▶ Work instructions
Throughout the records below, find each line holding "that" and copy it.

━━━━━ Data supplied ━━━━━

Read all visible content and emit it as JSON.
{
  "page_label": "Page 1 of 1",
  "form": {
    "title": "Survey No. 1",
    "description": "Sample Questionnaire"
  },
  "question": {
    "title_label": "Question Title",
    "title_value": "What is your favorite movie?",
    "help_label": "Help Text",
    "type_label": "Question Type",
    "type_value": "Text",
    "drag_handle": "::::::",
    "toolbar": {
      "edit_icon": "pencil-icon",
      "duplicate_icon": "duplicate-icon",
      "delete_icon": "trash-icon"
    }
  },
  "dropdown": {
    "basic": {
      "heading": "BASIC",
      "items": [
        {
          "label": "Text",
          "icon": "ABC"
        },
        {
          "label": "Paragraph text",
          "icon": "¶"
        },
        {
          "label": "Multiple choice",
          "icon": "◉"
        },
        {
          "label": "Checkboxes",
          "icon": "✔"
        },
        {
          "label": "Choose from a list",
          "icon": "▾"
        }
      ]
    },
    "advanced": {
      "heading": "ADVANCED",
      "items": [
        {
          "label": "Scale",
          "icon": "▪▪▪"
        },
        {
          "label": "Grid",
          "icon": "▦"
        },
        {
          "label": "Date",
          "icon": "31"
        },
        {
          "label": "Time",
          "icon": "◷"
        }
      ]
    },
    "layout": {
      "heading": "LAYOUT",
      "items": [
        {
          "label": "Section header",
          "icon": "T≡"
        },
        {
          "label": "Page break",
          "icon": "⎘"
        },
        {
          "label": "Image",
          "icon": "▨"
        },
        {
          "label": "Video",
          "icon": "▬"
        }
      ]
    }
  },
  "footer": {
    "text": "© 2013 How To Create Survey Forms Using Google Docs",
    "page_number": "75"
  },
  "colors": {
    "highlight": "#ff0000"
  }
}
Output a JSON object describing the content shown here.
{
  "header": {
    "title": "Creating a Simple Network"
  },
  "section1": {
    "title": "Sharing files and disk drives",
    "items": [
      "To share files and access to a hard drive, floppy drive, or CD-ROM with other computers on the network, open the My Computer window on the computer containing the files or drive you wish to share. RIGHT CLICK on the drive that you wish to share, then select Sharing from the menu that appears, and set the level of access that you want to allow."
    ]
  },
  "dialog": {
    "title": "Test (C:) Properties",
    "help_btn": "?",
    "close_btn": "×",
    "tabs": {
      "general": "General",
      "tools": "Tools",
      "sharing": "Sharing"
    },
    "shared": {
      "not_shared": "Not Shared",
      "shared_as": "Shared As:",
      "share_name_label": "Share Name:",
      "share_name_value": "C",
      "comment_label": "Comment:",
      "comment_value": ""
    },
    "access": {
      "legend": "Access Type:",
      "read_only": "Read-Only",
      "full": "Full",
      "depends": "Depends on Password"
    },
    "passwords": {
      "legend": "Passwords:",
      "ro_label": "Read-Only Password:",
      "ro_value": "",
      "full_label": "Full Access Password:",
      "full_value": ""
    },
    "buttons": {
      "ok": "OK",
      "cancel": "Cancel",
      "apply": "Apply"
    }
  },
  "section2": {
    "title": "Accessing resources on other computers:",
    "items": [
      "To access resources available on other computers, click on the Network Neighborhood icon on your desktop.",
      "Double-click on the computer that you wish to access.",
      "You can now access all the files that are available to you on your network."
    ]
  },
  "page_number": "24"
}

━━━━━

▶ Task output
      "To share files and access to a hard drive, floppy drive, or CD-ROM with other computers on the network, open the My Computer window on the computer containing the files or drive you wish to share. RIGHT CLICK on the drive that you wish to share, then select Sharing from the menu that appears, and set the level of access that you want to allow."
      "Double-click on the computer that you wish to access.",
      "You can now access all the files that are available to you on your network."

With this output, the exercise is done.